Data to process
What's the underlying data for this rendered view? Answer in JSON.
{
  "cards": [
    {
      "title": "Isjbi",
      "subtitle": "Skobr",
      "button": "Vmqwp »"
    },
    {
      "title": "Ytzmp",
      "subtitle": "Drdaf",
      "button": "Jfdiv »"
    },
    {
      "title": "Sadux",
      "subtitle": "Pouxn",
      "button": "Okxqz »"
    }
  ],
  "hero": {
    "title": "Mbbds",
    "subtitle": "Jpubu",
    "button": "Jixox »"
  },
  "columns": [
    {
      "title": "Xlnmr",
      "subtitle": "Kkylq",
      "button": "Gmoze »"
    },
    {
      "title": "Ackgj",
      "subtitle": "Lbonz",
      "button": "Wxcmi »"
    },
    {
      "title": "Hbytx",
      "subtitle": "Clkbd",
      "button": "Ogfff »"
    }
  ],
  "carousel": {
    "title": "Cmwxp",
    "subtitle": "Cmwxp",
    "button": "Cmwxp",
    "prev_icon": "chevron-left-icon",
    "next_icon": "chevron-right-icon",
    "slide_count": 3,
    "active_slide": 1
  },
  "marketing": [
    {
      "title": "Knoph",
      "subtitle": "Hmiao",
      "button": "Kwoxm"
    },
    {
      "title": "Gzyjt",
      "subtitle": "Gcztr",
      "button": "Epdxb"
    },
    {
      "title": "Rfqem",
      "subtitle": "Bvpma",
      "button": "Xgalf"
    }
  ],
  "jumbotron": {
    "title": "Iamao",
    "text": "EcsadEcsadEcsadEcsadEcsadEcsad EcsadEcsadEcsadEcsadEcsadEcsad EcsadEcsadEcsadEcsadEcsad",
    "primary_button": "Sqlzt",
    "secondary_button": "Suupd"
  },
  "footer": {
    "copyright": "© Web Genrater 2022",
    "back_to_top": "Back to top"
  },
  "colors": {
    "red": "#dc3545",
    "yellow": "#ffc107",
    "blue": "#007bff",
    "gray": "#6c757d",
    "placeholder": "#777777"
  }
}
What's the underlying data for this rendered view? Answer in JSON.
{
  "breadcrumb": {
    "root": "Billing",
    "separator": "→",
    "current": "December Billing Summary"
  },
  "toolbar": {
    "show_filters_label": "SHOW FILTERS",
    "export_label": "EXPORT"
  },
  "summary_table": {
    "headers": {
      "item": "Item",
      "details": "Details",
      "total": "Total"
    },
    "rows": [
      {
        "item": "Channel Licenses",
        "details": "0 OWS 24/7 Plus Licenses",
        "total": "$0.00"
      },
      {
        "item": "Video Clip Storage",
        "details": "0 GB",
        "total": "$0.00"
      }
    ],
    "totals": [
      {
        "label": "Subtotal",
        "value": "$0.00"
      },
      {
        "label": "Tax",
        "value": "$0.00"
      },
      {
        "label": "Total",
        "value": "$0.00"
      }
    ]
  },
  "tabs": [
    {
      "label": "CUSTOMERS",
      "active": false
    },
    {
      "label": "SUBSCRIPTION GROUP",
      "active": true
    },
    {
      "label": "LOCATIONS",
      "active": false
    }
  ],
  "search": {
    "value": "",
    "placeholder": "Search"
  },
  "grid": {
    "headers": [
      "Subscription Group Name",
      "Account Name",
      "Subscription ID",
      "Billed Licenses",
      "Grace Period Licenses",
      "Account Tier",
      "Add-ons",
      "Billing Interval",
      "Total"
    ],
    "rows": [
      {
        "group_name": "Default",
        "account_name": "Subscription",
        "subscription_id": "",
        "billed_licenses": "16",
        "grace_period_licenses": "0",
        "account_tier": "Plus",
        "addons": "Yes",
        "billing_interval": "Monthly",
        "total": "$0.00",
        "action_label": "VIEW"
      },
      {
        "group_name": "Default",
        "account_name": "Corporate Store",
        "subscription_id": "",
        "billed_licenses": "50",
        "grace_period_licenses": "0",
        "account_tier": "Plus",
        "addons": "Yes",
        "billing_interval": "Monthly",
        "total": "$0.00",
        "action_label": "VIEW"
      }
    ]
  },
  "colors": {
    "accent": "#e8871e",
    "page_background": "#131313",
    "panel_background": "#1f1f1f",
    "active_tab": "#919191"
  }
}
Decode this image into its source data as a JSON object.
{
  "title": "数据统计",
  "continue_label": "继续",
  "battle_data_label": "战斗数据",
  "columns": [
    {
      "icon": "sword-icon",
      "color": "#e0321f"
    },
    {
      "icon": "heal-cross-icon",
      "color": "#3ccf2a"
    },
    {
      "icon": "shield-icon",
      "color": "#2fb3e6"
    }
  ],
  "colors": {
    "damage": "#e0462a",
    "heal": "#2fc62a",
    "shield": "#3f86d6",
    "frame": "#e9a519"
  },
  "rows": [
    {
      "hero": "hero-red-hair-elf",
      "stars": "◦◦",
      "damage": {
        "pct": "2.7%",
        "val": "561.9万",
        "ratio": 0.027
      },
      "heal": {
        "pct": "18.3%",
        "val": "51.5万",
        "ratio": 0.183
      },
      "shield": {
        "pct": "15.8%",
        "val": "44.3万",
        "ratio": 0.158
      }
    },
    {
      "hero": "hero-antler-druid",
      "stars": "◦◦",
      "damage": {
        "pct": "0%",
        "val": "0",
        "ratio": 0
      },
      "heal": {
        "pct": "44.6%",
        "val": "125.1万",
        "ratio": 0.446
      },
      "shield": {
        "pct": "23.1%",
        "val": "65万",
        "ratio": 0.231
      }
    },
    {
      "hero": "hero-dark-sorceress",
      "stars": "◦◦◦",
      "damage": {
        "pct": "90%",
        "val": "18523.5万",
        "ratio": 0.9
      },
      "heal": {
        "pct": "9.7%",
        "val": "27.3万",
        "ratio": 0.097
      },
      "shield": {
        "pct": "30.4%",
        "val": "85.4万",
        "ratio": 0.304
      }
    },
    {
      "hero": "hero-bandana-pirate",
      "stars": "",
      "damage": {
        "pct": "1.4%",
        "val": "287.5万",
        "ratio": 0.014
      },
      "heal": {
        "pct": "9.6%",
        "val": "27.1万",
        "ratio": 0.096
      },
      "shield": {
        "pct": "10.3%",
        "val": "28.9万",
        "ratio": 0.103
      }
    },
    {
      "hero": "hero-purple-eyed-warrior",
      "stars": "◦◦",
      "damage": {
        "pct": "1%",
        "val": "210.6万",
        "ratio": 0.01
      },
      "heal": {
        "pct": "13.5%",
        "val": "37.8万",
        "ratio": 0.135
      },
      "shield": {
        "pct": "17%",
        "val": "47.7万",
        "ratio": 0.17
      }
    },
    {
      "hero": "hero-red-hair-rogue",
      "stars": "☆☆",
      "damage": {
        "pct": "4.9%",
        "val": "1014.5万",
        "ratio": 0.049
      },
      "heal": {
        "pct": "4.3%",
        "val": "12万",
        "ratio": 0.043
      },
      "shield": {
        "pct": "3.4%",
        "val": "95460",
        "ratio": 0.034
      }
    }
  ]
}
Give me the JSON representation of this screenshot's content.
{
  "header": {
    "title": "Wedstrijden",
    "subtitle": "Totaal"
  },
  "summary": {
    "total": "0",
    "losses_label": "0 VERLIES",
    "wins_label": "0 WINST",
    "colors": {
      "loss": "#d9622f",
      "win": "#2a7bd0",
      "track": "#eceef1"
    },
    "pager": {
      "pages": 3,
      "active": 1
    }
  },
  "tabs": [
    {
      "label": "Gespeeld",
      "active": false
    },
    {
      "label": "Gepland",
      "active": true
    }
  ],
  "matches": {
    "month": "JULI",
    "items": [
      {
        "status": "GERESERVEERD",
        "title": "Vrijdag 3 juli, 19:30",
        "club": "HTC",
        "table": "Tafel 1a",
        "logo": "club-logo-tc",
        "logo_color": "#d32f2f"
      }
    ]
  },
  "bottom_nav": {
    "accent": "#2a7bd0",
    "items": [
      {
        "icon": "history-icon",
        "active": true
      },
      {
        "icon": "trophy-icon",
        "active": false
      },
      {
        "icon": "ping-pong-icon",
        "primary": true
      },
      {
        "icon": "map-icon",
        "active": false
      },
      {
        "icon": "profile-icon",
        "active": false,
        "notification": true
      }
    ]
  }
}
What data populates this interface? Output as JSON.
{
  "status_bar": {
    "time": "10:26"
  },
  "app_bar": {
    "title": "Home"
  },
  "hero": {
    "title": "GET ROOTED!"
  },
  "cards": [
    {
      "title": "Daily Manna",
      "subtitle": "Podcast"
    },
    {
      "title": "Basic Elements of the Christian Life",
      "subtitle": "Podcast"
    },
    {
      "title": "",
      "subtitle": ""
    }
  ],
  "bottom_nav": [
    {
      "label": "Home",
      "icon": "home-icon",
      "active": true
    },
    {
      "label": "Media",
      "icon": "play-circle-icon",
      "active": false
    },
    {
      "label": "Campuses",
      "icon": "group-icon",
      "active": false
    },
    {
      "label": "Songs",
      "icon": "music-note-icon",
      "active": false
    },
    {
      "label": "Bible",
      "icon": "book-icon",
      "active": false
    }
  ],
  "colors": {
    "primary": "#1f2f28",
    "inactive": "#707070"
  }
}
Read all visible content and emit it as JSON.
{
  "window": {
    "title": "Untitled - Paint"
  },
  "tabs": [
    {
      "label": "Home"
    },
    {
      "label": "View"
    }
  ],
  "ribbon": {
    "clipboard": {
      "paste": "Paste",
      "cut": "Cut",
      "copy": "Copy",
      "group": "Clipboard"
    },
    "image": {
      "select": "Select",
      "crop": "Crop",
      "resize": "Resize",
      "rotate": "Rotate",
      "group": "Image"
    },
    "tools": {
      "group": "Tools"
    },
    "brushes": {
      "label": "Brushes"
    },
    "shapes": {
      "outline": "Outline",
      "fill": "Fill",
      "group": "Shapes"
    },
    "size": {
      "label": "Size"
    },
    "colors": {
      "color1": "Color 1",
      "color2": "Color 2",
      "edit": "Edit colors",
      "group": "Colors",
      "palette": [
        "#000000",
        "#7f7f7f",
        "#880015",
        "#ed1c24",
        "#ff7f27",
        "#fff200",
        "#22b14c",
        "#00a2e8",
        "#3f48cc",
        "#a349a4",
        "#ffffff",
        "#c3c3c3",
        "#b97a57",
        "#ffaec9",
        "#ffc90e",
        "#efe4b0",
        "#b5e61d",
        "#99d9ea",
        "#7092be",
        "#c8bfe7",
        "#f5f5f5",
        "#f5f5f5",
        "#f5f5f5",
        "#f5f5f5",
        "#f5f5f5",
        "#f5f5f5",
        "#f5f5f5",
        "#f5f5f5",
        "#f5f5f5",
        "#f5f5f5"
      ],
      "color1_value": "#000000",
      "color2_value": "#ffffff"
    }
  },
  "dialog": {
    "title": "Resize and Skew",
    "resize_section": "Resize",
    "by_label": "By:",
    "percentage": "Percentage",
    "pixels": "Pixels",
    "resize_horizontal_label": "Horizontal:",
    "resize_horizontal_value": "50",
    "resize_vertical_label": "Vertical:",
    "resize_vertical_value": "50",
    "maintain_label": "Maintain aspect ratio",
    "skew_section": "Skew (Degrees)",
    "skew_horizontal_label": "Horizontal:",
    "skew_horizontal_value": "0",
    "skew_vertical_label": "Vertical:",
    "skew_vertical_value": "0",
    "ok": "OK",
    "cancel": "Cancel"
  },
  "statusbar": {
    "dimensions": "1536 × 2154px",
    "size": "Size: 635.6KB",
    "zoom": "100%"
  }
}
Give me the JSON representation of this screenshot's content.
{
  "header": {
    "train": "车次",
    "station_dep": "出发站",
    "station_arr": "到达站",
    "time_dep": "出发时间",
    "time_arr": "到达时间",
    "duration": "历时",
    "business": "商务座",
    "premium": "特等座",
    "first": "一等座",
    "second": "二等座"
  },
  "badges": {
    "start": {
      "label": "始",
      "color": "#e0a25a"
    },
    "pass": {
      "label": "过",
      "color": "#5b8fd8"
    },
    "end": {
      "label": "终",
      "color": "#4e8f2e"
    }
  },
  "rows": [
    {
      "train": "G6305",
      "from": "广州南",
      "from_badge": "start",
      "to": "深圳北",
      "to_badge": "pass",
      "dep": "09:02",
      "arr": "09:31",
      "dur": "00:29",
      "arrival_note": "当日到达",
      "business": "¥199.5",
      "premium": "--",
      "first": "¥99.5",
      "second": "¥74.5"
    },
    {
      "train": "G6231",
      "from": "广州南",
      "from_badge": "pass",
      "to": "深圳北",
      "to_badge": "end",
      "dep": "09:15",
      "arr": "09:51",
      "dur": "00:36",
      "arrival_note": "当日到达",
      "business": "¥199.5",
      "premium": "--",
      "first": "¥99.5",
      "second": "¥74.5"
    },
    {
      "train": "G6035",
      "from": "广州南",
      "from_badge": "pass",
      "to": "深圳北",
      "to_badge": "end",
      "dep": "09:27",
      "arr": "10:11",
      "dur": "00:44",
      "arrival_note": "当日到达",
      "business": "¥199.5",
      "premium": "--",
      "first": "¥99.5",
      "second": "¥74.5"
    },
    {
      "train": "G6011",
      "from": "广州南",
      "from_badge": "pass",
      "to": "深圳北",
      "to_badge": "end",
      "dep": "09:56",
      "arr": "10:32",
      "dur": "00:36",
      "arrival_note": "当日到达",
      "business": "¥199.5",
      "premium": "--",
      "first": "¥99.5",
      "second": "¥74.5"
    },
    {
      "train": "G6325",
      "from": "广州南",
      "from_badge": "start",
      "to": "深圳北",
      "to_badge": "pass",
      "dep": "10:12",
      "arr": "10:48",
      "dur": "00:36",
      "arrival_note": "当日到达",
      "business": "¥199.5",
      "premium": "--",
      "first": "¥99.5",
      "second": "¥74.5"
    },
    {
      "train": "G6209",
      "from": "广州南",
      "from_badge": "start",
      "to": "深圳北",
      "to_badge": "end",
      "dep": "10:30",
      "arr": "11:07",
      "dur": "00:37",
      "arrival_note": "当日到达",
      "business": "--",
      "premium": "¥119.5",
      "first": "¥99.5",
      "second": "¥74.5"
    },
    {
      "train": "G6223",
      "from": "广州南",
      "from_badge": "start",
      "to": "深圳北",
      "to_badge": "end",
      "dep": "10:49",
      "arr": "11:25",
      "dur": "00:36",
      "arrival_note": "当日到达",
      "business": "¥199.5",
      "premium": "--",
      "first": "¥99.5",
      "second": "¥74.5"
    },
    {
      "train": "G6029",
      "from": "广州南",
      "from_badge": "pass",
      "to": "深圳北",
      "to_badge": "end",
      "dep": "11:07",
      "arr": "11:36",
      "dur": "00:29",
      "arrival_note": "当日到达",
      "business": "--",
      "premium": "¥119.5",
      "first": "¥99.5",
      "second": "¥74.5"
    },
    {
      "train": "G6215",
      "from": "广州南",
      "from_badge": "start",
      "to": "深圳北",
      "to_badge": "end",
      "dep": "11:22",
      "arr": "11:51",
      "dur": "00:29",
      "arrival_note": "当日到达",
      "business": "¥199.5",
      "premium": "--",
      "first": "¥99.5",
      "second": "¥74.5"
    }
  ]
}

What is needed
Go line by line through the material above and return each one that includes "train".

Exercise output
    "train": "车次",
      "train": "G6305",
      "train": "G6231",
      "train": "G6035",
      "train": "G6011",
      "train": "G6325",
      "train": "G6209",
      "train": "G6223",
      "train": "G6029",
      "train": "G6215",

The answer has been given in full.